Work to complete — In full and without change, return each entry.

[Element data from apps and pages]
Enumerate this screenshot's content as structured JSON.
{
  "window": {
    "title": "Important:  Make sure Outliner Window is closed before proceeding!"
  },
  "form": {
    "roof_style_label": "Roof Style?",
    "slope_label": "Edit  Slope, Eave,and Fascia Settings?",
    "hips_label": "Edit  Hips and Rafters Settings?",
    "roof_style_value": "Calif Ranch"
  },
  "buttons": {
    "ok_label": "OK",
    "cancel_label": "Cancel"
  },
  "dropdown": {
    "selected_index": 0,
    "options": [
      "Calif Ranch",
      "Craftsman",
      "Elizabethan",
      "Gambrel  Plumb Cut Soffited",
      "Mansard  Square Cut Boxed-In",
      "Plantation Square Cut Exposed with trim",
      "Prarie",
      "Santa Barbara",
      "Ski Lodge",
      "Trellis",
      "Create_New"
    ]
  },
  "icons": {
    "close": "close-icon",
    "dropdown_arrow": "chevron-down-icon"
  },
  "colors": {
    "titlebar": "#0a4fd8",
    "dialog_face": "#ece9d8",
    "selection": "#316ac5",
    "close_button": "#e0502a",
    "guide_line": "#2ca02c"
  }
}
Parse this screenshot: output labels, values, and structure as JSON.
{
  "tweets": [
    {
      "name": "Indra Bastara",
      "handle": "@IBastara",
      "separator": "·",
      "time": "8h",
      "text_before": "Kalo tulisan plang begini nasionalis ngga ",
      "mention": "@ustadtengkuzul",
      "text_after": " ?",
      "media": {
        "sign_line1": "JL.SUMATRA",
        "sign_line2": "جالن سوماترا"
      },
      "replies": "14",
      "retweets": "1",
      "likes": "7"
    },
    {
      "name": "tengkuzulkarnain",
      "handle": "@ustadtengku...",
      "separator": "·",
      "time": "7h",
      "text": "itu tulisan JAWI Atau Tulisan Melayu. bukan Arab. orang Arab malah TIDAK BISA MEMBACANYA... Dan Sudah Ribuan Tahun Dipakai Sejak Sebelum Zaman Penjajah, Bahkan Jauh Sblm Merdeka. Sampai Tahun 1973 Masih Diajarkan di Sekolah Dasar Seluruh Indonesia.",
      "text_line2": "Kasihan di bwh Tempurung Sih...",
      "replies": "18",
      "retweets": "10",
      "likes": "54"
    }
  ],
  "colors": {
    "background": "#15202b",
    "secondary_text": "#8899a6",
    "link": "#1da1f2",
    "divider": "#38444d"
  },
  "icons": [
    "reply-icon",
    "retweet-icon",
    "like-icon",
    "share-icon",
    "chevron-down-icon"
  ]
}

Solution to the exercise —
Enumerate this screenshot's content as structured JSON.
{
  "window": {
    "title": "Important:  Make sure Outliner Window is closed before proceeding!"
  },
  "form": {
    "roof_style_label": "Roof Style?",
    "slope_label": "Edit  Slope, Eave,and Fascia Settings?",
    "hips_label": "Edit  Hips and Rafters Settings?",
    "roof_style_value": "Calif Ranch"
  },
  "buttons": {
    "ok_label": "OK",
    "cancel_label": "Cancel"
  },
  "dropdown": {
    "selected_index": 0,
    "options": [
      "Calif Ranch",
      "Craftsman",
      "Elizabethan",
      "Gambrel  Plumb Cut Soffited",
      "Mansard  Square Cut Boxed-In",
      "Plantation Square Cut Exposed with trim",
      "Prarie",
      "Santa Barbara",
      "Ski Lodge",
      "Trellis",
      "Create_New"
    ]
  },
  "icons": {
    "close": "close-icon",
    "dropdown_arrow": "chevron-down-icon"
  },
  "colors": {
    "titlebar": "#0a4fd8",
    "dialog_face": "#ece9d8",
    "selection": "#316ac5",
    "close_button": "#e0502a",
    "guide_line": "#2ca02c"
  }
}
Parse this screenshot: output labels, values, and structure as JSON.
{
  "tweets": [
    {
      "name": "Indra Bastara",
      "handle": "@IBastara",
      "separator": "·",
      "time": "8h",
      "text_before": "Kalo tulisan plang begini nasionalis ngga ",
      "mention": "@ustadtengkuzul",
      "text_after": " ?",
      "media": {
        "sign_line1": "JL.SUMATRA",
        "sign_line2": "جالن سوماترا"
      },
      "replies": "14",
      "retweets": "1",
      "likes": "7"
    },
    {
      "name": "tengkuzulkarnain",
      "handle": "@ustadtengku...",
      "separator": "·",
      "time": "7h",
      "text": "itu tulisan JAWI Atau Tulisan Melayu. bukan Arab. orang Arab malah TIDAK BISA MEMBACANYA... Dan Sudah Ribuan Tahun Dipakai Sejak Sebelum Zaman Penjajah, Bahkan Jauh Sblm Merdeka. Sampai Tahun 1973 Masih Diajarkan di Sekolah Dasar Seluruh Indonesia.",
      "text_line2": "Kasihan di bwh Tempurung Sih...",
      "replies": "18",
      "retweets": "10",
      "likes": "54"
    }
  ],
  "colors": {
    "background": "#15202b",
    "secondary_text": "#8899a6",
    "link": "#1da1f2",
    "divider": "#38444d"
  },
  "icons": [
    "reply-icon",
    "retweet-icon",
    "like-icon",
    "share-icon",
    "chevron-down-icon"
  ]
}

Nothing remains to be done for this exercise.